CMS Issues Updates for Medicare Advantage and Prescription Drug Benefit Program: Will it Affect Your WCMSA?
Earlier this week, CMS issued a policy change revising the Medicare Advantage Program (MAP) Part C regulations and Prescription Drug Benefit program (Part D). The ultimate goal of the new policy is to ensure that individual’s treatment needs are met, while improving the quality of care and providing greater choices to MA enrollees. The full text of the regulation can be found here, and an easy to read fact sheet on the final rule, can be found here.
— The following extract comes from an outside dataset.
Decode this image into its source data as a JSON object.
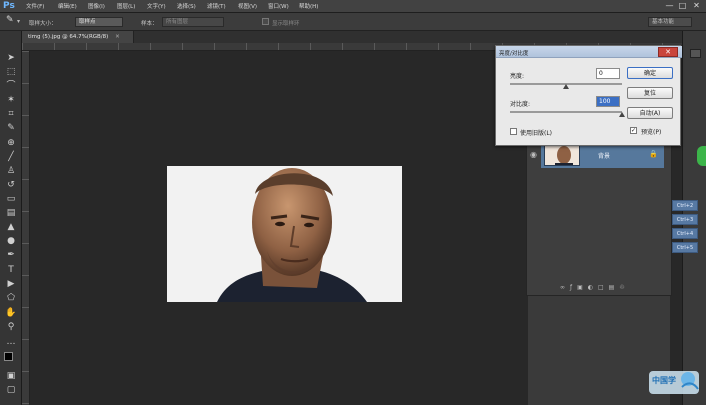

CMS estimates that the policy change will provide $295 million in savings a year for the Medicare program over 5 years (2019 through 2023) which will result in lower premiums or additional benefits.
The policy also implements statutory provisions of the Comprehensive Addiction and Recovery Act of 2016 (CARA), which provides authority for Part D plans to establish drug management programs in 2019 to reduce the misuse or overdose of opioids. In line with this implementation, Part D plans will engage in case management to limit frequently abused drugs by at-risk beneficiaries. Of note, CMS has indicated it will classify opioids and benzodiazepines as frequently abused drugs. Per the rule, to determine at-risk beneficiaries, CMS will use clinical guidelines, which are based on opioid use from multiple prescribers and/or multiple pharmacies. CMS will exempt beneficiaries who are being treated for active cancer-related pain, are receiving palliative or end-of-life care, or are in hospice or long-term care from drug management programs.
This appears to be a move in the right direction to address the opioid epidemic; but has sparked some questions for us as MSP compliance providers. As you may recall, in November, 2017, the California Workers’ Compensation Institute (CWCI) released a study documenting opioid use in Workers’ Compensation Medical Set-Asides (WCMSAs); and the alarming results clearly laid out CMS’ default position on over-allocating opioids in WCMSAs. In what we believe was a response to the study and the MSP industry’s efforts to change the narrative on opioids in WCMSA allocations, CMS issued a statement indicating that,
CMS understands the concerns regarding the opioid crisis occurring in the United States. We are committed to ensuring the determination of Workers’ Compensation Medicare Set Aside Arrangement (WCMSA) amounts are an adequate projection of claimant’s needs for future medical services and prescription drugs. CMS continually evaluates all policies and procedures related to WCMSA amounts. Any changes that Medicare pursues related to this issue will be reflected in our WCMSA amount review process.
However, to date, no changes have been implemented in the WCMSA review process as related to allocating opioids. This new policy change begs several questions: In 2019, when we begin to see change on the Medicare Part D side, will we also see a change in the methodology of WCMSA prescription allocations? Will opioids still be prescribed at the alarming frequencies and durations we currently see? Will CMS lessen its requirements for evidence of tapering and weaning as related to WCMSA allocations? We are hopeful that with this policy change, and the new CMS Review Contractor, we will begin to see CMS implementing practical guidelines for WCMSAs that fall in line with its opioid abuse campaign. This is change that is desperately needed to protect injured individuals and continue to help curb opioid misuse.